[TASK DESCRIPTION]
Only the lines holding the string "JSON" are needed; copy each of them from the data.

===== DATA

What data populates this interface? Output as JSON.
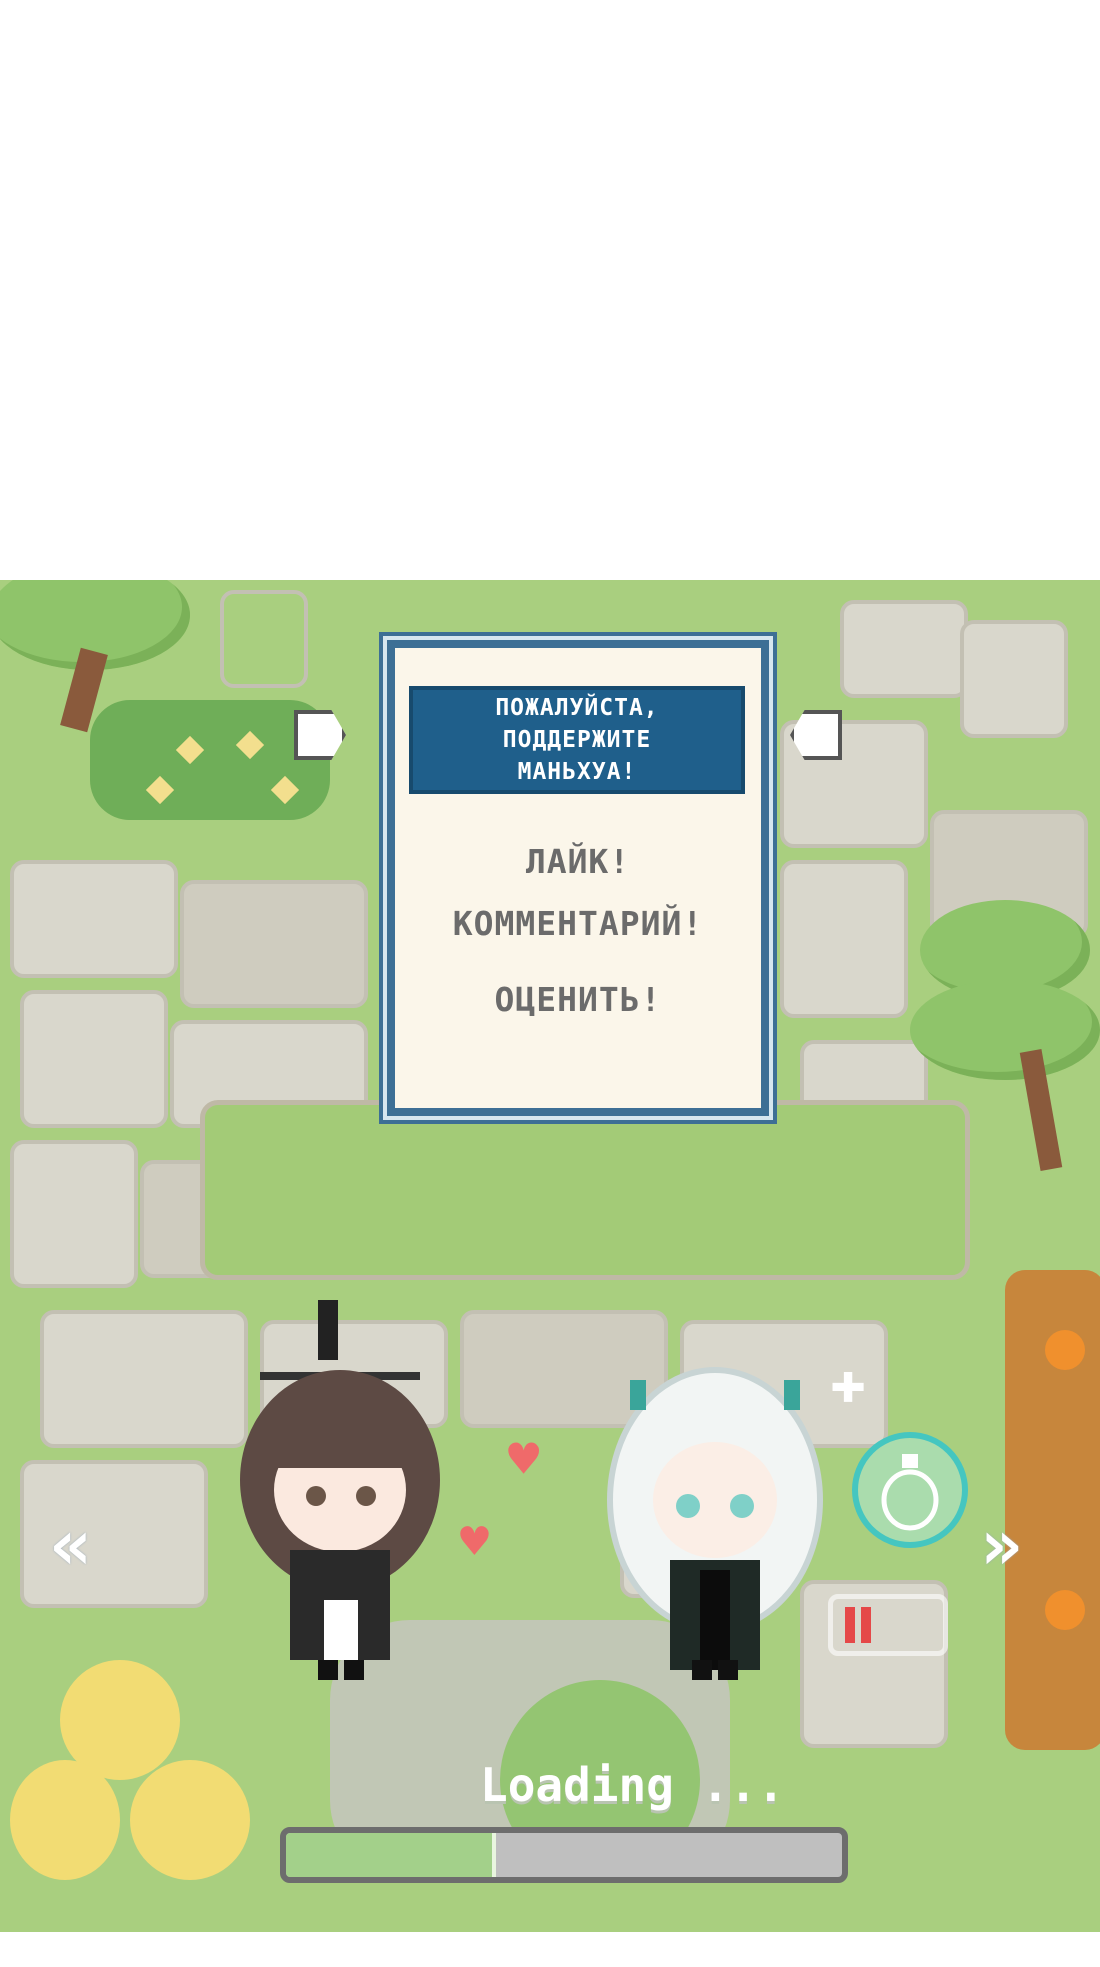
{
  "dialog": {
    "header_line1": "ПОЖАЛУЙСТА,",
    "header_line2": "ПОДДЕРЖИТЕ",
    "header_line3": "МАНЬХУА!",
    "action_like": "ЛАЙК!",
    "action_comment": "КОММЕНТАРИЙ!",
    "action_rate": "ОЦЕНИТЬ!"
  },
  "loading": {
    "label": "Loading ...",
    "progress": 0.37
  },
  "navigation": {
    "prev_label": "«",
    "next_label": "»"
  },
  "characters": [
    {
      "name": "dark-haired-character",
      "icon": "chibi-dark-hair"
    },
    {
      "name": "white-haired-character",
      "icon": "chibi-white-hair"
    }
  ],
  "icons": {
    "heart": "heart-icon",
    "potion_bubble": "potion-bottle-icon",
    "battery": "battery-icon"
  },
  "colors": {
    "dialog_header": "#1f5f8b",
    "dialog_border": "#3d6f95",
    "grass": "#a9cf7f",
    "stone": "#d9d7cc",
    "heart": "#ef6a6a",
    "progress_fill": "#a3d08a"
  }
}
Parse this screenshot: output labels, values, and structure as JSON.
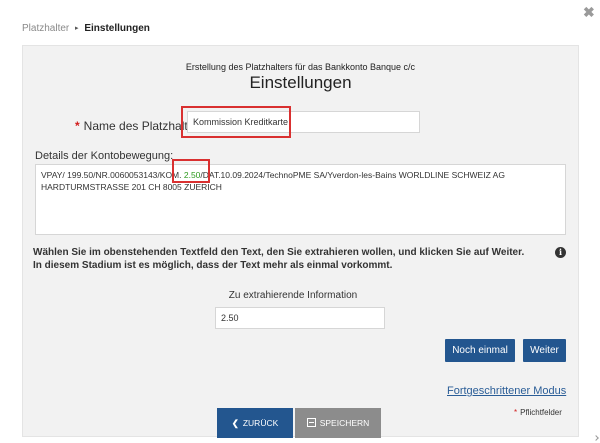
{
  "breadcrumb": {
    "parent": "Platzhalter",
    "current": "Einstellungen"
  },
  "dialog": {
    "subtitle": "Erstellung des Platzhalters für das Bankkonto Banque c/c",
    "title": "Einstellungen"
  },
  "name_field": {
    "label": "Name des Platzhalters",
    "required_marker": "*",
    "value": "Kommission Kreditkarte"
  },
  "details": {
    "label": "Details der Kontobewegung:",
    "text_before": "VPAY/ 199.50/NR.0060053143/KOM. ",
    "text_highlight": "2.50",
    "text_after": "/DAT.10.09.2024/TechnoPME SA/Yverdon-les-Bains WORLDLINE SCHWEIZ AG HARDTURMSTRASSE 201 CH 8005 ZUERICH"
  },
  "instructions": "Wählen Sie im obenstehenden Textfeld den Text, den Sie extrahieren wollen, und klicken Sie auf Weiter. In diesem Stadium ist es möglich, dass der Text mehr als einmal vorkommt.",
  "extract": {
    "label": "Zu extrahierende Information",
    "value": "2.50"
  },
  "buttons": {
    "again": "Noch einmal",
    "next": "Weiter",
    "back": "ZURÜCK",
    "save": "SPEICHERN"
  },
  "advanced_link": "Fortgeschrittener Modus",
  "required_note": {
    "marker": "*",
    "text": "Pflichtfelder"
  },
  "colors": {
    "primary_button": "#23568f",
    "disabled_button": "#8c8c8c",
    "highlight_box": "#d93030",
    "extracted_text": "#2e9a1e",
    "required": "#d11c1c"
  }
}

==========

[EXERCISE SOLUTION]
What data populates this interface? Output as JSON.
Parse this screenshot: output labels, values, and structure as JSON.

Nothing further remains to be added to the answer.